His Supreme Court appointee, Neil Gorsuch, provided the deciding vote to let corporations prohibit workers from bringing class actions to sue their companies, for instance, for cheating workers on overtime or not paying government-required wages on construction projects. That ruling relegates aggrieved workers to individual, behind closed doors arbitrations, which greatly favor companies over workers.
Trump’s administration and judicial appointees have worked aggressively to weaken labor unions, the one institution that does most to speak for workers and increase their pay. Under Trump, the National Labor Relations Board has taken many steps to make it harder for workers – whether Uber drivers, retail workers, or McDonald’s workers – to unionize.
Whether or not you like unions, there’s no denying that when unions are stronger in the workplace and politics, workers get a fairer shake and higher wages, and corporations have less power to push through laws that help businesses and block worker protections.
Once Covid-19 arrived, Trump did astonishingly little to save workers’ jobs; he has done far less than European governments – including Boris Johnson’s conservative government in Britain.
The US jobless rate soared from 3.6% in January to 14.7% in April – the highest rate since the Great Depression – while in Germany it inched up to 6.1% in May from 5.2% in January and in Britain it remained unchanged at 3.9% between January and May
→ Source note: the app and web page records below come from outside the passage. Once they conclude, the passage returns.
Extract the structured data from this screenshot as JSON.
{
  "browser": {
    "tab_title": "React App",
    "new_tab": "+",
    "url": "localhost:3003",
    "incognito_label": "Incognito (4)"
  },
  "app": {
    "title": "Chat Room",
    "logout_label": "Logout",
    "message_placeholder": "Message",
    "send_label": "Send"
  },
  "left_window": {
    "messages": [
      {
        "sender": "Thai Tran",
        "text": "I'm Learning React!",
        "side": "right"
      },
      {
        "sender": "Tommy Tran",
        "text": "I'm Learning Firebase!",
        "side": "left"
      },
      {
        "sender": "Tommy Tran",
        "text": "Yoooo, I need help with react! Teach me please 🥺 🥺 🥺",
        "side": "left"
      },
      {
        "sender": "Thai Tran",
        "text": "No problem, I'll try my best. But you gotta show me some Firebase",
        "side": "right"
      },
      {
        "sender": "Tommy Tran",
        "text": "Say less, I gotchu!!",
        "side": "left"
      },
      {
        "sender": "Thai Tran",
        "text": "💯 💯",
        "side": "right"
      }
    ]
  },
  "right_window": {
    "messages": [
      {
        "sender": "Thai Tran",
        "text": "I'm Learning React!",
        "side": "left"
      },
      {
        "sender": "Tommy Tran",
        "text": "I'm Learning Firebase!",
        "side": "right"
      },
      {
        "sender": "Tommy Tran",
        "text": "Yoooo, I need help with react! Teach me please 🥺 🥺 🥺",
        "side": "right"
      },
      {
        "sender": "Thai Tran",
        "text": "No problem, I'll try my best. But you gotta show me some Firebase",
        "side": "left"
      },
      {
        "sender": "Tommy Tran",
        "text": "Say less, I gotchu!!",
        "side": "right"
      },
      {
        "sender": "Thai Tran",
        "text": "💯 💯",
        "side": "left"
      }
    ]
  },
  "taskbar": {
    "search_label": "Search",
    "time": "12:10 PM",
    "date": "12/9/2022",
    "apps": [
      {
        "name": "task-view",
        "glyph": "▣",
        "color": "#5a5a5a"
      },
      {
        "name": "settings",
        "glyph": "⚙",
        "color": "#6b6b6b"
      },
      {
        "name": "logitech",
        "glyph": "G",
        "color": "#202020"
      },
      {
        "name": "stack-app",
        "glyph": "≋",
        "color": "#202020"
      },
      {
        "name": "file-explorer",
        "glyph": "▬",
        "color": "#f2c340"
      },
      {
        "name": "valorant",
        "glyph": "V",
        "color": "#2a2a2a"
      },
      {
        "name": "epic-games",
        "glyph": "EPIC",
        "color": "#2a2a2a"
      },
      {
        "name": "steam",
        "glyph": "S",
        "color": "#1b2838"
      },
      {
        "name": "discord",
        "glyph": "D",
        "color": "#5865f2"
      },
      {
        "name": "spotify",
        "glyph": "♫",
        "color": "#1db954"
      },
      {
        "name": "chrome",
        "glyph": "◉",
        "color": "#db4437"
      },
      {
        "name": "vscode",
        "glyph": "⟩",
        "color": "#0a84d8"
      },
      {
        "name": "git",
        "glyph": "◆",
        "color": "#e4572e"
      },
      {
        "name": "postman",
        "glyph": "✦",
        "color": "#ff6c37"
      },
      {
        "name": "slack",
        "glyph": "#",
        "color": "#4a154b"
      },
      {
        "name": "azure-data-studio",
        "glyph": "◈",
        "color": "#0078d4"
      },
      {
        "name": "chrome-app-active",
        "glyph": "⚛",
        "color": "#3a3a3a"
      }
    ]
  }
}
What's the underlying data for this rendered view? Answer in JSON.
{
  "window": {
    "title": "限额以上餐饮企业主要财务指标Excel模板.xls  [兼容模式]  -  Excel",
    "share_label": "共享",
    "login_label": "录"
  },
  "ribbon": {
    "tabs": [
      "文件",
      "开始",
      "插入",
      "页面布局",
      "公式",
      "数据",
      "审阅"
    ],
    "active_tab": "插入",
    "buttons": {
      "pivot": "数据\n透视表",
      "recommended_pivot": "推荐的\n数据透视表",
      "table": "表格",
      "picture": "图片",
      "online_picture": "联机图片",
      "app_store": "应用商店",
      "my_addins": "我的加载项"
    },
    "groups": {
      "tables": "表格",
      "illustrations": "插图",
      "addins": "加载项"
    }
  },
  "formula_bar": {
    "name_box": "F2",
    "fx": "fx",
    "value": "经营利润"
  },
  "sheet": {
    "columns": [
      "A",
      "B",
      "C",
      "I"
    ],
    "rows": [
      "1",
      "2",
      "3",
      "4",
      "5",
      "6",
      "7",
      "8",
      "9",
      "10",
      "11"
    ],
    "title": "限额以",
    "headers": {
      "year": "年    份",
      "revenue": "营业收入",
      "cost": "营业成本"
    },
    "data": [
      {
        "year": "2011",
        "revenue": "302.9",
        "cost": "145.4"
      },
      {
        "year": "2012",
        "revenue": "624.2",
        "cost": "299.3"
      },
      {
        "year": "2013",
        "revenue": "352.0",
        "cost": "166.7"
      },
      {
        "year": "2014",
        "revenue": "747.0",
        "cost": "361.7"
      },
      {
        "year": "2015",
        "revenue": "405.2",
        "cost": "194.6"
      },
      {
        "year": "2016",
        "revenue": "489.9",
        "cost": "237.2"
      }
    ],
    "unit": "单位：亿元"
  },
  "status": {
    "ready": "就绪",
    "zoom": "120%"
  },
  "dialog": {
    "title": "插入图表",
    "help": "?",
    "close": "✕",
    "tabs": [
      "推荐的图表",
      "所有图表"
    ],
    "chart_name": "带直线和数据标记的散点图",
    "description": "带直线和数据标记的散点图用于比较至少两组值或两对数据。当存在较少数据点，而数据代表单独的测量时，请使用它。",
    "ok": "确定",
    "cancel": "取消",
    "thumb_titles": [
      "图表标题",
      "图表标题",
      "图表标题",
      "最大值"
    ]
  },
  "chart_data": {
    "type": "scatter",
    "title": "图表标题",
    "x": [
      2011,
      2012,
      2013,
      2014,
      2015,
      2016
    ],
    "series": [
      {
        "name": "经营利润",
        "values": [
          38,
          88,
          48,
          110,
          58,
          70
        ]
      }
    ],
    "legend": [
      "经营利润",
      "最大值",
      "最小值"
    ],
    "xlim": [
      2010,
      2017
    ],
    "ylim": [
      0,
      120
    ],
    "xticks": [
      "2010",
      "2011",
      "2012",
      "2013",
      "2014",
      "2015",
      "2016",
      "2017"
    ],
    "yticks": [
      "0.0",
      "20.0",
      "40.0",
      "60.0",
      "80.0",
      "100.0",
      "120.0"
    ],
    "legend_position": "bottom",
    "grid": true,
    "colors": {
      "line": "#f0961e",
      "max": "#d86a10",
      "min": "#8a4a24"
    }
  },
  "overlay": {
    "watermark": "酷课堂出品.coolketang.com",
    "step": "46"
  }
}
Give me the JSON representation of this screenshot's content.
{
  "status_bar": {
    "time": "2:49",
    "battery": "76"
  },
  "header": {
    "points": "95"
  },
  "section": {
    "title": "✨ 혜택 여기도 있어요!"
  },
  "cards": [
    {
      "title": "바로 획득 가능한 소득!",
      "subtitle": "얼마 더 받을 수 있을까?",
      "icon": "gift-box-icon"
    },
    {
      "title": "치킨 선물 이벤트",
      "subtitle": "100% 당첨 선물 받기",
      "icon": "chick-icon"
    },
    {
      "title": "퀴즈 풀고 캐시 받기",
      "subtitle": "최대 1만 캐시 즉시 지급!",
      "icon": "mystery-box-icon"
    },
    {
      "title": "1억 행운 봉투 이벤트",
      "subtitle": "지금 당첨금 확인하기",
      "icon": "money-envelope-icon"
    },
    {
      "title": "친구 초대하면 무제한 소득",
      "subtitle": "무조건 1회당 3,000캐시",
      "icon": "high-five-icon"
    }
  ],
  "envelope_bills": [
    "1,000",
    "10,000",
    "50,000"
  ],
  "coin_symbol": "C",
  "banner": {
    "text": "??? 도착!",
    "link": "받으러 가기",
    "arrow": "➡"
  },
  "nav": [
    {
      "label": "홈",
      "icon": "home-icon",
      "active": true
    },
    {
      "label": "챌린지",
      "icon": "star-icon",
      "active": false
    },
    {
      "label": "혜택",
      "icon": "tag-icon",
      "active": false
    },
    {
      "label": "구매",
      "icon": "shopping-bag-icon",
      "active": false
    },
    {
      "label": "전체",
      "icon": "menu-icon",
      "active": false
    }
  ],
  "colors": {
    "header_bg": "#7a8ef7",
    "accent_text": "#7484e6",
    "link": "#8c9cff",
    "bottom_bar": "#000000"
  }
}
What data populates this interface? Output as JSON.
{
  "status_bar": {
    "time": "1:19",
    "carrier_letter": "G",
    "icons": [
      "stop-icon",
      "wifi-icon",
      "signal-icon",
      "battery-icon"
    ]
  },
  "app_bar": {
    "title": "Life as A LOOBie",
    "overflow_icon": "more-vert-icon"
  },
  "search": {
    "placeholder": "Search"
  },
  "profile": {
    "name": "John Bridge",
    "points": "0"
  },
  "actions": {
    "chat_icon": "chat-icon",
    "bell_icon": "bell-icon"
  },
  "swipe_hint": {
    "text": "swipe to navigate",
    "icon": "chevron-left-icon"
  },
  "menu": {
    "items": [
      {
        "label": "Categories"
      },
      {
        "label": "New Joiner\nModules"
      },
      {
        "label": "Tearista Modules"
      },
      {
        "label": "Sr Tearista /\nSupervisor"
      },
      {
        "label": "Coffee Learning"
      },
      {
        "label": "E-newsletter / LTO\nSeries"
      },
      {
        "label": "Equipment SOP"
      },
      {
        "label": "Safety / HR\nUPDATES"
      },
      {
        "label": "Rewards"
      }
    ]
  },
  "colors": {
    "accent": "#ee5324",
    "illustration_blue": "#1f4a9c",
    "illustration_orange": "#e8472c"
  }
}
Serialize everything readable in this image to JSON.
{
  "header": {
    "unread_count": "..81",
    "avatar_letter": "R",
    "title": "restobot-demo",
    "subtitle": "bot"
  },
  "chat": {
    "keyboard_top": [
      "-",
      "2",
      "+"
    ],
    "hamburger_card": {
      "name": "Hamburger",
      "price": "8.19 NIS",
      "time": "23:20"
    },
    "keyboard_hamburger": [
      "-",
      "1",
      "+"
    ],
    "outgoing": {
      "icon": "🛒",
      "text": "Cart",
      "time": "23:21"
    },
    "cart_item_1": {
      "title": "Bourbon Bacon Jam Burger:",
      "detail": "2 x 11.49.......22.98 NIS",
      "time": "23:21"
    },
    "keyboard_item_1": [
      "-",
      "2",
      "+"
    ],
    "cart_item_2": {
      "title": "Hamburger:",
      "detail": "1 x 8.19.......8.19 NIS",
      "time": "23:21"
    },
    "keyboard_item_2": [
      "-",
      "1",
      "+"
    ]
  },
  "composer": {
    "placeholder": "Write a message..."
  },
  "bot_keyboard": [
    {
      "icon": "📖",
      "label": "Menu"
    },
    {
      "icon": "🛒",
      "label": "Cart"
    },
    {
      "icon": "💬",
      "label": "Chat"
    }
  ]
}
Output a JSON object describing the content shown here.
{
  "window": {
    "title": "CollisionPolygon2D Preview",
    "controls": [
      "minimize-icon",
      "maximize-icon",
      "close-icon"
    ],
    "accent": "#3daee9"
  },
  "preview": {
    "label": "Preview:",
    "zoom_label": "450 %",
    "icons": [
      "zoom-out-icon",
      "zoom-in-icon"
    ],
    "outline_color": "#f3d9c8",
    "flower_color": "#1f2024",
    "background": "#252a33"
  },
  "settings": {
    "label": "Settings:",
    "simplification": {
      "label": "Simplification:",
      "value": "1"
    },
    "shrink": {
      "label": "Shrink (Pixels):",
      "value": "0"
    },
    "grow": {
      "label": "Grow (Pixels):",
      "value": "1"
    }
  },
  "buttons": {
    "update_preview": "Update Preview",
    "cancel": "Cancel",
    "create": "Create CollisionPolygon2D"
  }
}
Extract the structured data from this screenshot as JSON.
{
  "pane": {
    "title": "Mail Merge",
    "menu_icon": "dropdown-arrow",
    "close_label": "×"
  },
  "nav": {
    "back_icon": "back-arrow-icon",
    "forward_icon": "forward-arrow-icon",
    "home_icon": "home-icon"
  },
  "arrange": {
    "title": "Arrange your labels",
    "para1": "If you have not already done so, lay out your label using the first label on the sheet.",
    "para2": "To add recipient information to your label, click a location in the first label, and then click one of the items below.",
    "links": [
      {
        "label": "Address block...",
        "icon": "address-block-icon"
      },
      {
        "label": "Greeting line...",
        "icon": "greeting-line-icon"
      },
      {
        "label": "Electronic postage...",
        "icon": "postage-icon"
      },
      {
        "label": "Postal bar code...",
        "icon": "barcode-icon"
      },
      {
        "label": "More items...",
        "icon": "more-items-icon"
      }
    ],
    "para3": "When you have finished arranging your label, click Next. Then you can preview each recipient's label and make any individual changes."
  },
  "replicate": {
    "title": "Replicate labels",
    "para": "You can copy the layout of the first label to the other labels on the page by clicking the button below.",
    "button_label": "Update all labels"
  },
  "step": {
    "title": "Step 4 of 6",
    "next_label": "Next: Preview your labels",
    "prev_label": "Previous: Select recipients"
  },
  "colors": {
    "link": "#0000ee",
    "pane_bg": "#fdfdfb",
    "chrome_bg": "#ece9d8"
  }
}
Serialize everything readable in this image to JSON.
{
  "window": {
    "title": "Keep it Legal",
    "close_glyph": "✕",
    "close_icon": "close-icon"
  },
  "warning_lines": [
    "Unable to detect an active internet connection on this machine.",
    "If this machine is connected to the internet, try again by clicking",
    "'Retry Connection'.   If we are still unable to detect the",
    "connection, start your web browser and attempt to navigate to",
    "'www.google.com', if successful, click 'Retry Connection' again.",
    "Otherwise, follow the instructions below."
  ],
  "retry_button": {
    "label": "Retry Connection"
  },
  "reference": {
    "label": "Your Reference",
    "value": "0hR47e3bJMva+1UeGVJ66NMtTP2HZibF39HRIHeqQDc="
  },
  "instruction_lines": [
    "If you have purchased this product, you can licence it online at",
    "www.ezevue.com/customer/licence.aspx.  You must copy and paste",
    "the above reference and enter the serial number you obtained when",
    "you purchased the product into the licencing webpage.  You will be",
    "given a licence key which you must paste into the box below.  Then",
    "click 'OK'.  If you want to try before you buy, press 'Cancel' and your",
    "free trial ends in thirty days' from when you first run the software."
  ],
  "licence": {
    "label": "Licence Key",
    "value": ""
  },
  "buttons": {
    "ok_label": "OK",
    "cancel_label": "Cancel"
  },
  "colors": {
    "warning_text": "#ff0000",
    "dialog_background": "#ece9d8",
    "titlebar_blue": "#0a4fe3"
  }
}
The reason: many European governments made sure that workers kept their jobs by agreeing to underwrite 80 or so percent of corporate payrolls so long as companies didn’t lay off their workers. But the Trump administration did little to deter large corporations from laying off workers, and its Paycheck Protection Program – which sought to discourage small businesses from laying off workers by making federal loans available to them that would be forgiven if they kept their employees – was not nearly as effective in preventing layoffs as hoped.
Trump promised that factory closings would end on his watch, but the 1,600 workers at GM’s shuttered auto plant in Lordstown, Ohio, saw that that was an empty promise.
Trump promised to do wonders to boost coal mining employment, eliminating many air-quality rules to do so, but between his inauguration and the time the pandemic hit, coal mining employment rose by a mere 200 jobs.
Many blue-collar workers applaud Trump’s tough talk on trade, but the truth is that Trump, despite his tirades against the North American Free Trade Agreement, agreed to a revised Nafta with only modest improvements for American workers and a pathetic enforcement mechanism to stop violations by Mexico.
Only when Congressional Democrats demanded that Trump negotiate further improvements was the updated Nafta agreement changed to include an enforcement mechanism with real teeth and measures to prevent Mexican corporations from improperly undercutting American workers.
As for China, many business executives and foreign policy experts say Trump has badly bungled his trade war, forcing American consumers to pay billions in tariffs, causing supply shortages that hobbled many American businesses, and sparking retaliation that injured America’s exports.
Moreover, Trump failed to line up our traditional allies, including Europe, Canada and Japan, to join us in pressuring China. That hugely reduced our bargaining leverage and made it easy for Beijing to single out America’s businesses and workers for retaliation.
If you are a blue-collar worker who cares about opportunities for your children, you should realize that Trump has in ways made it harder for them. He has repeatedly pushed to scale back federal loans and grants for non-affluent students, changes that could increase the cost of higher education for student borrowers by more than $200 billion over 10 years.
His administration has blocked efforts to stop for-profit colleges from ripping off veterans – many from blue-collar families – after many veterans were bilked out of tens of thousands of dollars.
If you’re a blue-collar worker, whether White, Black or brown, who cares primarily about banning abortions or bashing immigrants or having right-wing judicial appointments, then Trump is your guy. But if you are a blue-collar worker who cares about your economic well-being and opportunities for your children, Trump is not your friend